Machine-learning software is fast-moving. The desire to be fast already shows in upstream development practices: lack of releases for important dependencies, careless dependency bundling. Coupled with the user’s legitimate demand for “easy installation”, this turned PyPI, in the footsteps of CONDA, into a huge software supply chain vulnerability waiting to be exploited. It’s a step backwards several years in the past, when Debian hadn’t yet put an end to its “dirtiest secret”—that Debian packages would be non-reproducible, built on developer machines, and uploaded to the servers. Reproducible builds should be the norm; building from source, too, should be the norm.
It is surprising that such a blatant weakness goes unnoticed, especially on high-performance computing clusters that are usually subject to strict security policies. Even more so at a time where awareness about software supply chain security grows, and when the US Government’s Executive Order on cybersecurity, for example, explicitly calls for work on subjects as concrete as “using administratively separate build environments” and “employing automated tools (…) to maintain trusted source code supply chains”.
Beyond security, what are the implications for scientific workflows?

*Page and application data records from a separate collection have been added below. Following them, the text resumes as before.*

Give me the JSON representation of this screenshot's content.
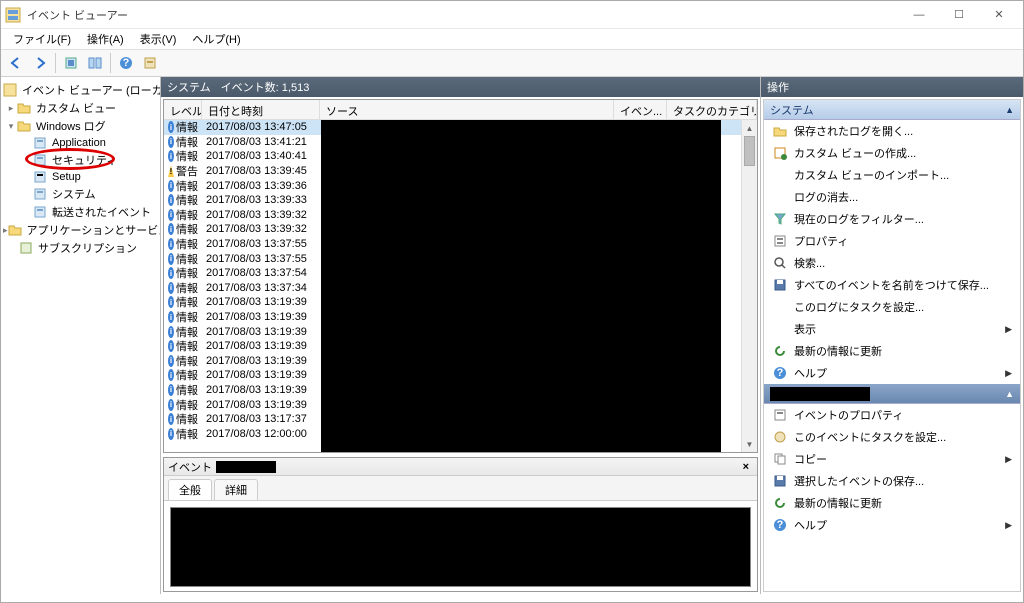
{
  "window": {
    "title": "イベント ビューアー"
  },
  "menu": {
    "file": "ファイル(F)",
    "action": "操作(A)",
    "view": "表示(V)",
    "help": "ヘルプ(H)"
  },
  "tree": {
    "root": "イベント ビューアー (ローカル)",
    "custom_view": "カスタム ビュー",
    "windows_log": "Windows ログ",
    "application": "Application",
    "security": "セキュリティ",
    "setup": "Setup",
    "system": "システム",
    "forwarded": "転送されたイベント",
    "app_service": "アプリケーションとサービス ログ",
    "subscription": "サブスクリプション"
  },
  "header": {
    "system": "システム",
    "count_label": "イベント数: 1,513"
  },
  "columns": {
    "level": "レベル",
    "datetime": "日付と時刻",
    "source": "ソース",
    "eventid": "イベン...",
    "category": "タスクのカテゴリ"
  },
  "events": {
    "info_label": "情報",
    "warn_label": "警告",
    "rows": [
      {
        "type": "info",
        "dt": "2017/08/03 13:47:05",
        "sel": true
      },
      {
        "type": "info",
        "dt": "2017/08/03 13:41:21"
      },
      {
        "type": "info",
        "dt": "2017/08/03 13:40:41"
      },
      {
        "type": "warn",
        "dt": "2017/08/03 13:39:45"
      },
      {
        "type": "info",
        "dt": "2017/08/03 13:39:36"
      },
      {
        "type": "info",
        "dt": "2017/08/03 13:39:33"
      },
      {
        "type": "info",
        "dt": "2017/08/03 13:39:32"
      },
      {
        "type": "info",
        "dt": "2017/08/03 13:39:32"
      },
      {
        "type": "info",
        "dt": "2017/08/03 13:37:55"
      },
      {
        "type": "info",
        "dt": "2017/08/03 13:37:55"
      },
      {
        "type": "info",
        "dt": "2017/08/03 13:37:54"
      },
      {
        "type": "info",
        "dt": "2017/08/03 13:37:34"
      },
      {
        "type": "info",
        "dt": "2017/08/03 13:19:39"
      },
      {
        "type": "info",
        "dt": "2017/08/03 13:19:39"
      },
      {
        "type": "info",
        "dt": "2017/08/03 13:19:39"
      },
      {
        "type": "info",
        "dt": "2017/08/03 13:19:39"
      },
      {
        "type": "info",
        "dt": "2017/08/03 13:19:39"
      },
      {
        "type": "info",
        "dt": "2017/08/03 13:19:39"
      },
      {
        "type": "info",
        "dt": "2017/08/03 13:19:39"
      },
      {
        "type": "info",
        "dt": "2017/08/03 13:19:39"
      },
      {
        "type": "info",
        "dt": "2017/08/03 13:17:37"
      },
      {
        "type": "info",
        "dt": "2017/08/03 12:00:00"
      }
    ]
  },
  "detail": {
    "header_label": "イベント",
    "tab_general": "全般",
    "tab_detail": "詳細"
  },
  "actions": {
    "title": "操作",
    "section_system": "システム",
    "open_saved_log": "保存されたログを開く...",
    "create_custom_view": "カスタム ビューの作成...",
    "import_custom_view": "カスタム ビューのインポート...",
    "clear_log": "ログの消去...",
    "filter_log": "現在のログをフィルター...",
    "properties": "プロパティ",
    "find": "検索...",
    "save_all": "すべてのイベントを名前をつけて保存...",
    "attach_task": "このログにタスクを設定...",
    "view": "表示",
    "refresh": "最新の情報に更新",
    "help": "ヘルプ",
    "event_props": "イベントのプロパティ",
    "attach_task_event": "このイベントにタスクを設定...",
    "copy": "コピー",
    "save_selected": "選択したイベントの保存...",
    "refresh2": "最新の情報に更新",
    "help2": "ヘルプ"
  }
}
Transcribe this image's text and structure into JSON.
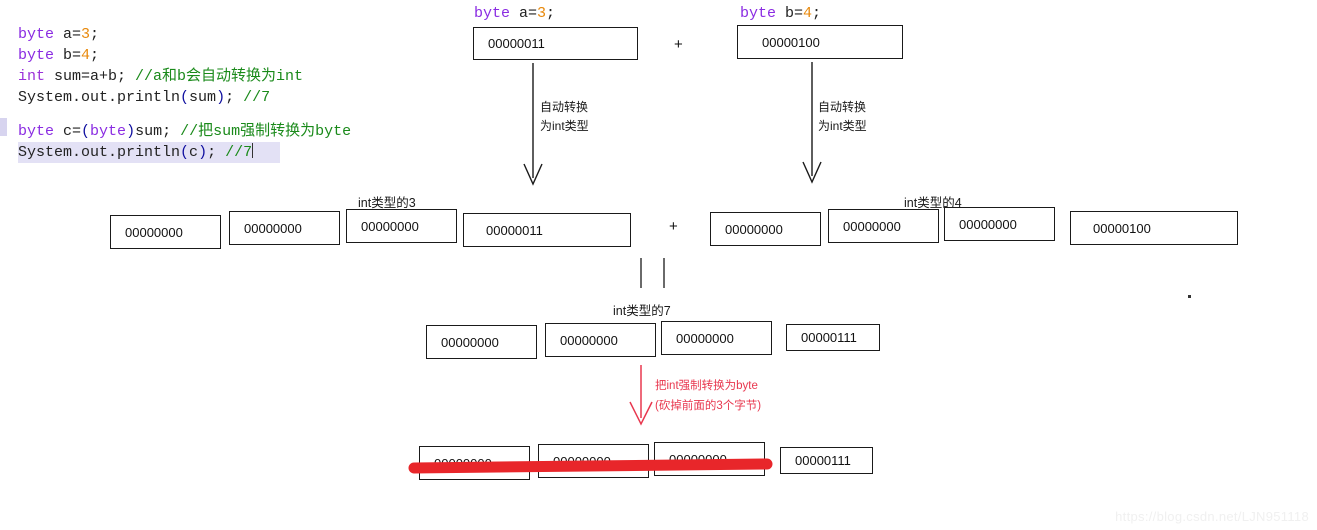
{
  "code": {
    "lines": [
      [
        {
          "t": "byte",
          "c": "kw"
        },
        {
          "t": " a=",
          "c": "plain"
        },
        {
          "t": "3",
          "c": "num"
        },
        {
          "t": ";",
          "c": "plain"
        }
      ],
      [
        {
          "t": "byte",
          "c": "kw"
        },
        {
          "t": " b=",
          "c": "plain"
        },
        {
          "t": "4",
          "c": "num"
        },
        {
          "t": ";",
          "c": "plain"
        }
      ],
      [
        {
          "t": "int",
          "c": "kw2"
        },
        {
          "t": " sum=a+b; ",
          "c": "plain"
        },
        {
          "t": "//a和b会自动转换为int",
          "c": "cmt"
        }
      ],
      [
        {
          "t": "System.out.println",
          "c": "plain"
        },
        {
          "t": "(",
          "c": "punct"
        },
        {
          "t": "sum",
          "c": "plain"
        },
        {
          "t": ")",
          "c": "punct"
        },
        {
          "t": "; ",
          "c": "plain"
        },
        {
          "t": "//7",
          "c": "cmt"
        }
      ],
      [],
      [
        {
          "t": "byte",
          "c": "kw"
        },
        {
          "t": " c=",
          "c": "plain"
        },
        {
          "t": "(",
          "c": "punct"
        },
        {
          "t": "byte",
          "c": "kw"
        },
        {
          "t": ")",
          "c": "punct"
        },
        {
          "t": "sum; ",
          "c": "plain"
        },
        {
          "t": "//把sum强制转换为byte",
          "c": "cmt"
        }
      ],
      [
        {
          "t": "System.out.println",
          "c": "plain"
        },
        {
          "t": "(",
          "c": "punct"
        },
        {
          "t": "c",
          "c": "plain"
        },
        {
          "t": ")",
          "c": "punct"
        },
        {
          "t": "; ",
          "c": "plain"
        },
        {
          "t": "//7",
          "c": "cmt"
        }
      ]
    ]
  },
  "declarations": {
    "a": {
      "kw": "byte",
      "name": " a=",
      "val": "3",
      "semi": ";"
    },
    "b": {
      "kw": "byte",
      "name": " b=",
      "val": "4",
      "semi": ";"
    }
  },
  "top_row": {
    "byte_a_value": "00000011",
    "byte_b_value": "00000100",
    "operator": "+"
  },
  "conversion_notes": {
    "left_line1": "自动转换",
    "left_line2": "为int类型",
    "right_line1": "自动转换",
    "right_line2": "为int类型"
  },
  "int_row_3": {
    "label": "int类型的3",
    "bytes": [
      "00000000",
      "00000000",
      "00000000",
      "00000011"
    ]
  },
  "int_row_4": {
    "label": "int类型的4",
    "bytes": [
      "00000000",
      "00000000",
      "00000000",
      "00000100"
    ]
  },
  "middle_operator": "+",
  "int_row_7": {
    "label": "int类型的7",
    "bytes": [
      "00000000",
      "00000000",
      "00000000",
      "00000111"
    ]
  },
  "cast_note": {
    "line1": "把int强制转换为byte",
    "line2": "(砍掉前面的3个字节)"
  },
  "byte_result_row": {
    "bytes": [
      "00000000",
      "00000000",
      "00000000",
      "00000111"
    ]
  },
  "watermark": "https://blog.csdn.net/LJN951118",
  "colors": {
    "keyword": "#8a2be2",
    "comment": "#1a8a1a",
    "number": "#e8890c",
    "punct": "#1010a0",
    "red_accent": "#e8384f",
    "strike_red": "#e8262a",
    "box_border": "#1a1a1a",
    "highlight_bg": "#e3e1f5"
  }
}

Can we build reproducible computational workflows using software that is itself non-reproducible, non-verifiable? The answer is “yes”, one can do that. However, just like one wouldn’t build a house on a quagmire, building scientific workflows on shaky foundations is inadvisable. Far from being an abstract principle, it has concrete implications: scientists and their peers need to be able to reproduce the software environment, all of it; they need the ability to customize it and experiment with it, as opposed to merely running code from an “inert” binary.
It is time to stop running opaque binaries and to value transparency and verifiability for our foundational software, as much as we value transparency and verifiability for scientific work.
The author thanks Ricardo Wurmus and Simon Tournier for insightful feedback and suggestions on an earlier draft of this post.